The first laser was developed 50 years ago. Today we cannot imagine life without the artificially produced light waves - lasers have become an integral part of many appliances used in telecommunication, household, medicine, and research. A laser normally consists of a gain medium, which is electrically or optically pumped, inside a highly reflective optical cavity. The light in the cavity bounces back and forth in the form of modes whereby it is amplified repeatedly. One of the distinctive features of a classical laser is the steep increase of output power when a certain pumping threshold is reached. At this point, the amplification by the medium equals the losses, as the light circulates through the cavity. This is caused by the amplification of the interaction between light and atoms: The more photons are present in a mode the stronger the amplification of the light in the mode. This stimulated emission is usually observed in macroscopic lasers comprising of many atoms and photons.
The Innsbruck researchers have demonstrated that a laser threshold can be achieved at the smallest possible building block of a laser: a single atom, which interacts with a single mode in an optical cavity. A single calcium ion is confined in an ion trap and excited by external lasers. A high-finesse optical cavity consists of two mirrors, which traps and accumulates the photons emitted by the ion into a mode. The ion is excited cyclically by an external laser and at each cycle a photon is added to the cavity mode, which amplifies the light.
For strong atom-cavity coupling the regime of atom and cavity shows quantum mechanical behavior: Only single photons can be introduced into the cavity. "As a consequence, stimulated emission and threshold are absent," explains Francois Dubin, a French postdoc and first author of the publication. A 'quantum laser' was demonstrated in a similar regime some years ago. What is new in the experiment of the Innsbruck researchers is the ability to tune the coupling of the atom to the cavity mode. By choosing the right parameter of the drive laser, the physicists were able to achieve stronger excitation and, consequently, add more photons to the cavity.

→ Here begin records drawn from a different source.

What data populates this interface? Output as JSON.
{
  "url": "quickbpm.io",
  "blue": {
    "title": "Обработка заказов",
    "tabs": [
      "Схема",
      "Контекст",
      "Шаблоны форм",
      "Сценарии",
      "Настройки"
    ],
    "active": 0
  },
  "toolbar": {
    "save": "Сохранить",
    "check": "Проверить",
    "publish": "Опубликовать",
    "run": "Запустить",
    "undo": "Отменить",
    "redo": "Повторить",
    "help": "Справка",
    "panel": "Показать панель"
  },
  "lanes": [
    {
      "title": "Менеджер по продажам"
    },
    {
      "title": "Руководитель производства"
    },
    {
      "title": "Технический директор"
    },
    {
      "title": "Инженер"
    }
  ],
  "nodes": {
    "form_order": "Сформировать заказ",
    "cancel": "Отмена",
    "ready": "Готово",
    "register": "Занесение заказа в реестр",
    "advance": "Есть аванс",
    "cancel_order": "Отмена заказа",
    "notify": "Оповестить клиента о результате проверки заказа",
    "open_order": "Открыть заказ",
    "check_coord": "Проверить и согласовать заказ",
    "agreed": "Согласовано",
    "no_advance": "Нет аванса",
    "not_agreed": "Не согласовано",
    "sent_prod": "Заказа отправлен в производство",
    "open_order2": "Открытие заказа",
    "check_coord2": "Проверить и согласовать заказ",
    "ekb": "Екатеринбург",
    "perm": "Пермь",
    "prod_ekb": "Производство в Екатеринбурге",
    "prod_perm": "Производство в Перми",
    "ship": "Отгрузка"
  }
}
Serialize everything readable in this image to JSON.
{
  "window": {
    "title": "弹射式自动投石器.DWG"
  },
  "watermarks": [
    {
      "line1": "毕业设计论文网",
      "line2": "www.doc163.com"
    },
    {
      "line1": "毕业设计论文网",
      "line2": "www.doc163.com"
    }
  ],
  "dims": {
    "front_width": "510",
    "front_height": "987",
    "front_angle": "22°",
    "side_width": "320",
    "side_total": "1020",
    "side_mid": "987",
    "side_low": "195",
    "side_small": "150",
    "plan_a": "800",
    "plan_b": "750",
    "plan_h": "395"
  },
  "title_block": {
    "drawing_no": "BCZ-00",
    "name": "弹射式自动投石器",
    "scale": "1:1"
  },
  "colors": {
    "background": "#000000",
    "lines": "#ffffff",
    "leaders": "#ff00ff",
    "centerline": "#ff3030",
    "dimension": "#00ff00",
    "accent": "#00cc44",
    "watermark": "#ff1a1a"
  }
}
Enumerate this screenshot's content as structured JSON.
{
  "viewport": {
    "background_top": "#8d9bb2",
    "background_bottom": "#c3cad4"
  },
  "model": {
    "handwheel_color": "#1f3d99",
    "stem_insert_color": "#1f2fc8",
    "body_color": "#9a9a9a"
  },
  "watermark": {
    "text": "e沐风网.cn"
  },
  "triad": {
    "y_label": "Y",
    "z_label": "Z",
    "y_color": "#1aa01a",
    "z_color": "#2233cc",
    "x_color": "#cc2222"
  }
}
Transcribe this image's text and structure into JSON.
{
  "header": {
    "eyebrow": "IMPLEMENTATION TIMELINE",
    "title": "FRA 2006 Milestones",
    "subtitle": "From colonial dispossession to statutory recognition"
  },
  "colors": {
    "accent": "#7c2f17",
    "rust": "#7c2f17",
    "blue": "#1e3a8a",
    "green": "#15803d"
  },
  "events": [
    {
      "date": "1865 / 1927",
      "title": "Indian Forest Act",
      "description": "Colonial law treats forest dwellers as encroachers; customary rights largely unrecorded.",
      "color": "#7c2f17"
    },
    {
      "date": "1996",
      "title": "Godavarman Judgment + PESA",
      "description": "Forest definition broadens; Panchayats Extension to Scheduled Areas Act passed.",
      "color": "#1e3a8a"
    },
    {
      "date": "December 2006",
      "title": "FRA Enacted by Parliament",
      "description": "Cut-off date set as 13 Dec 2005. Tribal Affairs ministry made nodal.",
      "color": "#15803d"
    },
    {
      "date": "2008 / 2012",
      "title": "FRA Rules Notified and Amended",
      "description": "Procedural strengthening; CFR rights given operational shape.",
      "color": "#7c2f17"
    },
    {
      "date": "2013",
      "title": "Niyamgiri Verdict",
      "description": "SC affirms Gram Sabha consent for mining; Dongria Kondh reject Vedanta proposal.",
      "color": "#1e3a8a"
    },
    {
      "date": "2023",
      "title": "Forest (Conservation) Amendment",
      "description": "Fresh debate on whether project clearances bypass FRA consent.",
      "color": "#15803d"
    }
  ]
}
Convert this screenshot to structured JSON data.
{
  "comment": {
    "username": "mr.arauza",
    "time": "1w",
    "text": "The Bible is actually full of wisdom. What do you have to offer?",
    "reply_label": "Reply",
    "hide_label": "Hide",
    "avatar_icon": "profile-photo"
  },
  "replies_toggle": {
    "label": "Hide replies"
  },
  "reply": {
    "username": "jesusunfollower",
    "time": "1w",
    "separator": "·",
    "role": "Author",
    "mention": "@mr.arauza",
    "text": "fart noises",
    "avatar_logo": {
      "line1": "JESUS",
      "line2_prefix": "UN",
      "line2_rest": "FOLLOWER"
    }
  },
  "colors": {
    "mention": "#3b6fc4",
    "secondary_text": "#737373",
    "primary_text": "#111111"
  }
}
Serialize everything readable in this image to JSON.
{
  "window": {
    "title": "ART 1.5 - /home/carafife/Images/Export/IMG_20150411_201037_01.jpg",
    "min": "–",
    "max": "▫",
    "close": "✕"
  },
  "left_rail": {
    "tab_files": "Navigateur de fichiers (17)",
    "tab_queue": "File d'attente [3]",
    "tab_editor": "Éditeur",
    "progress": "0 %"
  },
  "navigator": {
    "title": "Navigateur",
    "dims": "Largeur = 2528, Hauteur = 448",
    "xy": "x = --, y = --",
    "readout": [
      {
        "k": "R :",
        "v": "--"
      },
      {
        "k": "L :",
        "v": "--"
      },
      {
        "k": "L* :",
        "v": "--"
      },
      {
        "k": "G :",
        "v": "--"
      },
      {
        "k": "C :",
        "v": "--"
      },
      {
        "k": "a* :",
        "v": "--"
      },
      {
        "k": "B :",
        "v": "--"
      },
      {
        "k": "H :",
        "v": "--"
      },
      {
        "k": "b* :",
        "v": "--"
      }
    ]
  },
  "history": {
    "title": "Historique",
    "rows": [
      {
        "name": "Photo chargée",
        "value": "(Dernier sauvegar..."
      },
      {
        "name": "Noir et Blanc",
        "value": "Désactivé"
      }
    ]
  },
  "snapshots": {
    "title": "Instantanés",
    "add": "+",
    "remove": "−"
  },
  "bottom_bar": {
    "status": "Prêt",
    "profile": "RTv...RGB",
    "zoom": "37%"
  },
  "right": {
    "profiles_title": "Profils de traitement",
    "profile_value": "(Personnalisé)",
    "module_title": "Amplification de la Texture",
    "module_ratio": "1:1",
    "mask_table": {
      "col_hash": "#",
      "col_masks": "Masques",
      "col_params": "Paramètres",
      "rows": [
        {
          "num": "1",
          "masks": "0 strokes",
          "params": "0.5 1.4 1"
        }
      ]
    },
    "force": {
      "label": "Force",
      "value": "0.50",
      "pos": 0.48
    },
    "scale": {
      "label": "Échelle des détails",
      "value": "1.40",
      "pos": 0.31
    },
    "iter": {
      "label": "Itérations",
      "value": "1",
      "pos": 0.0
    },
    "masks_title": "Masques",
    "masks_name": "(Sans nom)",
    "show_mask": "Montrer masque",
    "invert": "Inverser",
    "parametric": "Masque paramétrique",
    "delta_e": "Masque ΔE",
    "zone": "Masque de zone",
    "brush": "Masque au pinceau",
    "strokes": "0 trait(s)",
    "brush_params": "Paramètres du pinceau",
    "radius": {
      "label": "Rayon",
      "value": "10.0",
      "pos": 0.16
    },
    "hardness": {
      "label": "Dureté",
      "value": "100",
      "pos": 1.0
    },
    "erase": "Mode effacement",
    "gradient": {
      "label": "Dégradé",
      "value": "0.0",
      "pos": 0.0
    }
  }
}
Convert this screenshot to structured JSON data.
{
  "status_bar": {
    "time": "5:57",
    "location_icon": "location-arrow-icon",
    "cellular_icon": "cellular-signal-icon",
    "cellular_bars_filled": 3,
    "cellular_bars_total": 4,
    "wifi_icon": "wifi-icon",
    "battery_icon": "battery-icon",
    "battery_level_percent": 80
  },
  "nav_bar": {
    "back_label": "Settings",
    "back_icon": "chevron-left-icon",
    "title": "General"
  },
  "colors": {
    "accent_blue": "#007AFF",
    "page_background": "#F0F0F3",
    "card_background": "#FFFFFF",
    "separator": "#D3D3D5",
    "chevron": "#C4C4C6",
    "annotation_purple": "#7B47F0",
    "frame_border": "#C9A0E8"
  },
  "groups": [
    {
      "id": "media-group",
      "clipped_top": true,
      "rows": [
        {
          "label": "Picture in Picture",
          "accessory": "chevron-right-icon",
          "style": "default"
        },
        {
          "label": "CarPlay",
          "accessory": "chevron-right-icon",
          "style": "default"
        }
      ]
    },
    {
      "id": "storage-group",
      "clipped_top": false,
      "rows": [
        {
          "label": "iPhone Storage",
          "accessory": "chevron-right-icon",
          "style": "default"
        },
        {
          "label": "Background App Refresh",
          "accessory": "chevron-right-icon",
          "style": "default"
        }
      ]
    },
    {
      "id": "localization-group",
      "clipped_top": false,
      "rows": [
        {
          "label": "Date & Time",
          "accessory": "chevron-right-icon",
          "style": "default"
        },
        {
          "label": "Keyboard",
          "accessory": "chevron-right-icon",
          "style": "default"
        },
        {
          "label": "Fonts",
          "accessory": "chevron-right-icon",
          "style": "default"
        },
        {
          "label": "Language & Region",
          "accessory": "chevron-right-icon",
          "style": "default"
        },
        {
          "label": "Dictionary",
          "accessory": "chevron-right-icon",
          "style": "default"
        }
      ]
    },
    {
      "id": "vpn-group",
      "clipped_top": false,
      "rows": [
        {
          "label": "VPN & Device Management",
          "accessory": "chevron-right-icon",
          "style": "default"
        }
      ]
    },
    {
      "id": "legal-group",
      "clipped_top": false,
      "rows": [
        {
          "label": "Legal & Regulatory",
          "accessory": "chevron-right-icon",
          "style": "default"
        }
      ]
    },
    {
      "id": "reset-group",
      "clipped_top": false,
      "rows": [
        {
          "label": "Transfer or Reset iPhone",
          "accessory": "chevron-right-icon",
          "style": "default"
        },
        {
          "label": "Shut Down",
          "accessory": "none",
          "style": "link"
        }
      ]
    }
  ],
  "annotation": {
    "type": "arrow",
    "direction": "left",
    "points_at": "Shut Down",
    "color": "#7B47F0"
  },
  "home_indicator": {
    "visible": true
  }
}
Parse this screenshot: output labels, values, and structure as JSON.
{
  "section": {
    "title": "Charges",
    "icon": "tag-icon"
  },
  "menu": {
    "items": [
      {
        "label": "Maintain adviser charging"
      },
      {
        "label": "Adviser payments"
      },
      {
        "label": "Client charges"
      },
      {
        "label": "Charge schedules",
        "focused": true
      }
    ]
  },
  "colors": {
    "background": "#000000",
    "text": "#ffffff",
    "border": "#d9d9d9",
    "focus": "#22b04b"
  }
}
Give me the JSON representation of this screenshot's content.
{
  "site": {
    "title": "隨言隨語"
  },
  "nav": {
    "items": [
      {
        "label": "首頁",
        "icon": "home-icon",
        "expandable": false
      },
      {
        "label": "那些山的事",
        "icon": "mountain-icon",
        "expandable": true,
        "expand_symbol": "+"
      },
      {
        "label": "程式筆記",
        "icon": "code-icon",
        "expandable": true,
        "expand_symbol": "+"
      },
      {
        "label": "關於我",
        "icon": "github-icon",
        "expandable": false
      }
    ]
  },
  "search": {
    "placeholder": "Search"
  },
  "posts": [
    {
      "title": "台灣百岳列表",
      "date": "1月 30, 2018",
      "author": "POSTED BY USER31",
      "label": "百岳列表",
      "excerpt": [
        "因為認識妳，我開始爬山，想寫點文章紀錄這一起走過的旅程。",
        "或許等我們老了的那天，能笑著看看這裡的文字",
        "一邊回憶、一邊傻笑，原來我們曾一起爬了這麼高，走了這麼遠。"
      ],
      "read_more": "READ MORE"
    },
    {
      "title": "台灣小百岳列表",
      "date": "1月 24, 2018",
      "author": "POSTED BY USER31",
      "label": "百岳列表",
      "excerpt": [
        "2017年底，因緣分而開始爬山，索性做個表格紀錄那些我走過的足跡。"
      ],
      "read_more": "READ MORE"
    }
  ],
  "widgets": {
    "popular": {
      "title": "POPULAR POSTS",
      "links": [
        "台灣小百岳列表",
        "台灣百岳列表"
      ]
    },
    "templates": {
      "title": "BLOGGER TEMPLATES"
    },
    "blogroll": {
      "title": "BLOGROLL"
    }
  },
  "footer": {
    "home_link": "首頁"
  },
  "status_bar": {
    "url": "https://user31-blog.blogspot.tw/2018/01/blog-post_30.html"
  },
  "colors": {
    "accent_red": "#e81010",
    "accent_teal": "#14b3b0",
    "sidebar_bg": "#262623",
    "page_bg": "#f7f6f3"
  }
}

Although there was still less than one photon in the cavity, the researchers observed stimulated emission in the form of a threshold. "A single atom is a very weak amplifier. As a consequence, the threshold is much less pronounced than in classical lasers," explains Piet Schmidt.
An even stronger excitation does not result in a higher output, which is the case in a conventional laser, but in the quenching of the output due to quantum mechanical interference. This constitutes an intrinsic limitation of miniature single-atom lasers. Therefore, researchers from the University of Innsbruck want to further investigate the transition between quantum and classical lasers through the controlled addition of more and more ions interacting with the light field.
This research work is supported by the Austrian Science Fund, the European Commission and the Federation of Austrian Industry Tirol.